Historical Peak Flow Rates of the Merced River (2005 in Red)
This album is a selection of photos from a small flood in Yosemite Valley in May 2005.
There are so many amazing pictures of Yosemite, especially here on SummitPost, taken in all seasons. The images here are not very current, and many of them have poor lighting, bad white balance, I was trying to keep the camera dry, etc... They are definitely not works of art. But spring is here and perhaps some might be interested in seeing the valley in different circumstances than normal.
On May 16, 2005, my brother and I were camped in the Backpackers' campground in Yosemite, having just completed his first overnight trip to the top of Yosemite Fall. It had rained lightly all night, and we didn't think too much of it. We slept in the next day, past 9:00 AM, not motivated to get up until the rain stopped. After leaving the tent I was shocked to see Tenaya Creek had swollen and covered 1/3 of the campground.
Roads in and out of the valley were closed most of the day, and we had a blast running around taking photos and seeing new (and very temporary) waterfalls, flooded meadows, and getting generally soaked everywhere we went.
Information was poor. We had no idea when the roads would open (hours perhaps, some people thought days). At that moment I couldn't think of a better place anywhere to be trapped.
It was about a one day in ten year event. Flow rates at the Pohono Bridge at the west end of the valley recorded rates of 10,200 cfs, compared to a median peak annual flow rate of 4,680 cfs from 1917 (when record keeping began) until 2008. This rate has been exceed only nine times over this 92 year period.
Overall it was a very impressive experience seeing the valley in these conditions, though the flood was not especially damaging.

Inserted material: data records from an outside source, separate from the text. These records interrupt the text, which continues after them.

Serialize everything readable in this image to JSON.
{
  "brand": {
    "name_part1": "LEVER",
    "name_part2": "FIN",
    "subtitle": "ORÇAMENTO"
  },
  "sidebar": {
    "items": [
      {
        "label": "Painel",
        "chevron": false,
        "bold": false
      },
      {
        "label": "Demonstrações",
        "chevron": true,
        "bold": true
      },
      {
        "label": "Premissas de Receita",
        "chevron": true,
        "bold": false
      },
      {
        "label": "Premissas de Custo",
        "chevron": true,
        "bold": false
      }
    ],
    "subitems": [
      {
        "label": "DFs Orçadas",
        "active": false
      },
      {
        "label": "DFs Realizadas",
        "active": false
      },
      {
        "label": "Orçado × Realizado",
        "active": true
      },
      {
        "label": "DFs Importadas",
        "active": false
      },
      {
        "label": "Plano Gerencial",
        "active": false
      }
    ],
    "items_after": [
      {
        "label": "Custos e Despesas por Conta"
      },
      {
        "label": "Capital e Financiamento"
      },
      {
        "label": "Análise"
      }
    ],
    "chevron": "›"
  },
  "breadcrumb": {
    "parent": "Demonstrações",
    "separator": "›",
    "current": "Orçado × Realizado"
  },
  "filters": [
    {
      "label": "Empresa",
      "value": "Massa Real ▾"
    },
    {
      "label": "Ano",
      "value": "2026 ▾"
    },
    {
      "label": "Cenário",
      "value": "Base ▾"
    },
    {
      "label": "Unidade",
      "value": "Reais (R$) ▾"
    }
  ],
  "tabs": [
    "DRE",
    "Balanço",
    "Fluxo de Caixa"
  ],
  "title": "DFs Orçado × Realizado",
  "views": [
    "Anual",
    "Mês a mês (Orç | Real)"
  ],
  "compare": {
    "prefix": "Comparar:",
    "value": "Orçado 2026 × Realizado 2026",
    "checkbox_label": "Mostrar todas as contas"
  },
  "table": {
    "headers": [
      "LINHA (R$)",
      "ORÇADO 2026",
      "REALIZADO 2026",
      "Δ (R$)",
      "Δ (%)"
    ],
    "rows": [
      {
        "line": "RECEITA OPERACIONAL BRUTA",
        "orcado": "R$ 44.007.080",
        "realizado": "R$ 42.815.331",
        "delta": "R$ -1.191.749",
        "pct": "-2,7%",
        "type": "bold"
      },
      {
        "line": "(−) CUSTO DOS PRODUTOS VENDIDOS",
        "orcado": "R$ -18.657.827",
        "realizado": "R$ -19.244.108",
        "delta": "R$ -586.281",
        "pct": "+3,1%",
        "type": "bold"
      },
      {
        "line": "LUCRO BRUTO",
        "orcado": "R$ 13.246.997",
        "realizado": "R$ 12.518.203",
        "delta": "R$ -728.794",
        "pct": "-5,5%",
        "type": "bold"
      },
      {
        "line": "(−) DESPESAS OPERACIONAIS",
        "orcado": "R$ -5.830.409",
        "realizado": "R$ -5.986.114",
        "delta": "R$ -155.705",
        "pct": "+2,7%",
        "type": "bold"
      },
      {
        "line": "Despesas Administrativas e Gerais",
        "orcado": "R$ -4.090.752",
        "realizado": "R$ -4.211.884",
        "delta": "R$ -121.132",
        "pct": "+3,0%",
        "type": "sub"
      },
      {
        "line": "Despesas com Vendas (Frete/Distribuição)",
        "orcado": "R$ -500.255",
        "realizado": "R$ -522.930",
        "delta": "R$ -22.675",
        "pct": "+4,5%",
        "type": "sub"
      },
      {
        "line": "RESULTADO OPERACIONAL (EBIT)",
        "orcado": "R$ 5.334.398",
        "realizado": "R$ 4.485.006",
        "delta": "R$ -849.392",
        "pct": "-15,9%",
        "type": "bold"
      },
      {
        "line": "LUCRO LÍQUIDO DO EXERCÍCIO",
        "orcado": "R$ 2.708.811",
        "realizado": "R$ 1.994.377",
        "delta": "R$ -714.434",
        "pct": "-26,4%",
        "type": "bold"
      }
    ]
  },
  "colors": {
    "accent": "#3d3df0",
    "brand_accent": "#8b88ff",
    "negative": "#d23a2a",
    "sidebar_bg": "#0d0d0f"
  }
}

The North Pines and Backpackers' Campgrounds needed repair and both were closed for a period of time, as was a portion of the Housekeeping Camp. As water receded roads reopened without damage, and buildings were largely unaffected. There are many signs around the valley regarding the flood of 1997, which was a much more serious event. It had 2.5 times the flow and closed the valley for over two months, causing $178 million in damage. If you are interested the Yosemite Association has an excellent writeup on the 1997 event